Assignment: The copy you return should hold every record below word for word and no images.

Records for the task:
--- START ---
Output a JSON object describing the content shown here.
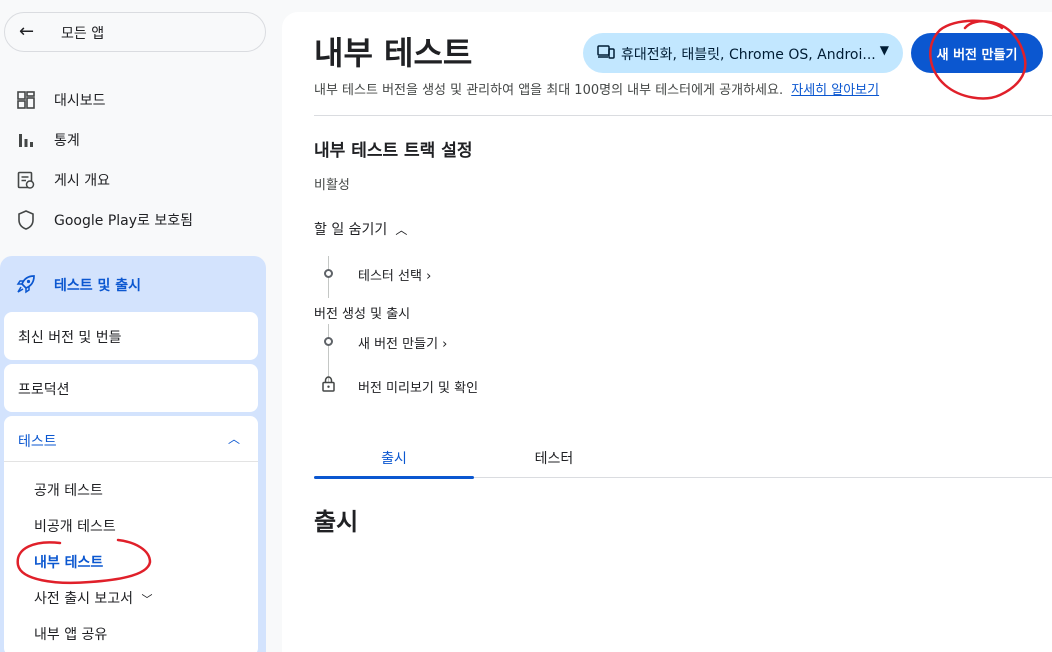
{
  "sidebar": {
    "back_label": "모든 앱",
    "top_items": [
      {
        "label": "대시보드",
        "icon": "dashboard-icon"
      },
      {
        "label": "통계",
        "icon": "bar-chart-icon"
      },
      {
        "label": "게시 개요",
        "icon": "publishing-overview-icon"
      },
      {
        "label": "Google Play로 보호됨",
        "icon": "shield-icon"
      }
    ],
    "section_label": "테스트 및 출시",
    "cards": {
      "latest": "최신 버전 및 번들",
      "production": "프로덕션",
      "testing": "테스트"
    },
    "testing_items": [
      "공개 테스트",
      "비공개 테스트",
      "내부 테스트",
      "사전 출시 보고서",
      "내부 앱 공유"
    ]
  },
  "main": {
    "title": "내부 테스트",
    "device_selector": "휴대전화, 태블릿, Chrome OS, Androi...",
    "create_button": "새 버전 만들기",
    "description": "내부 테스트 버전을 생성 및 관리하여 앱을 최대 100명의 내부 테스터에게 공개하세요.",
    "learn_more": "자세히 알아보기",
    "track_heading": "내부 테스트 트랙 설정",
    "status": "비활성",
    "hide_todo": "할 일 숨기기",
    "steps": {
      "select_testers": "테스터 선택 ›",
      "group_label": "버전 생성 및 출시",
      "create_release": "새 버전 만들기 ›",
      "preview_release": "버전 미리보기 및 확인"
    },
    "tabs": [
      "출시",
      "테스터"
    ],
    "section_title": "출시"
  },
  "colors": {
    "accent": "#0b57d0",
    "section_bg": "#d3e3fd",
    "device_chip_bg": "#c2e7ff",
    "annotation": "#e0202a"
  }
}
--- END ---
Task output:
Output a JSON object describing the content shown here.
{
  "sidebar": {
    "back_label": "모든 앱",
    "top_items": [
      {
        "label": "대시보드",
        "icon": "dashboard-icon"
      },
      {
        "label": "통계",
        "icon": "bar-chart-icon"
      },
      {
        "label": "게시 개요",
        "icon": "publishing-overview-icon"
      },
      {
        "label": "Google Play로 보호됨",
        "icon": "shield-icon"
      }
    ],
    "section_label": "테스트 및 출시",
    "cards": {
      "latest": "최신 버전 및 번들",
      "production": "프로덕션",
      "testing": "테스트"
    },
    "testing_items": [
      "공개 테스트",
      "비공개 테스트",
      "내부 테스트",
      "사전 출시 보고서",
      "내부 앱 공유"
    ]
  },
  "main": {
    "title": "내부 테스트",
    "device_selector": "휴대전화, 태블릿, Chrome OS, Androi...",
    "create_button": "새 버전 만들기",
    "description": "내부 테스트 버전을 생성 및 관리하여 앱을 최대 100명의 내부 테스터에게 공개하세요.",
    "learn_more": "자세히 알아보기",
    "track_heading": "내부 테스트 트랙 설정",
    "status": "비활성",
    "hide_todo": "할 일 숨기기",
    "steps": {
      "select_testers": "테스터 선택 ›",
      "group_label": "버전 생성 및 출시",
      "create_release": "새 버전 만들기 ›",
      "preview_release": "버전 미리보기 및 확인"
    },
    "tabs": [
      "출시",
      "테스터"
    ],
    "section_title": "출시"
  },
  "colors": {
    "accent": "#0b57d0",
    "section_bg": "#d3e3fd",
    "device_chip_bg": "#c2e7ff",
    "annotation": "#e0202a"
  }
}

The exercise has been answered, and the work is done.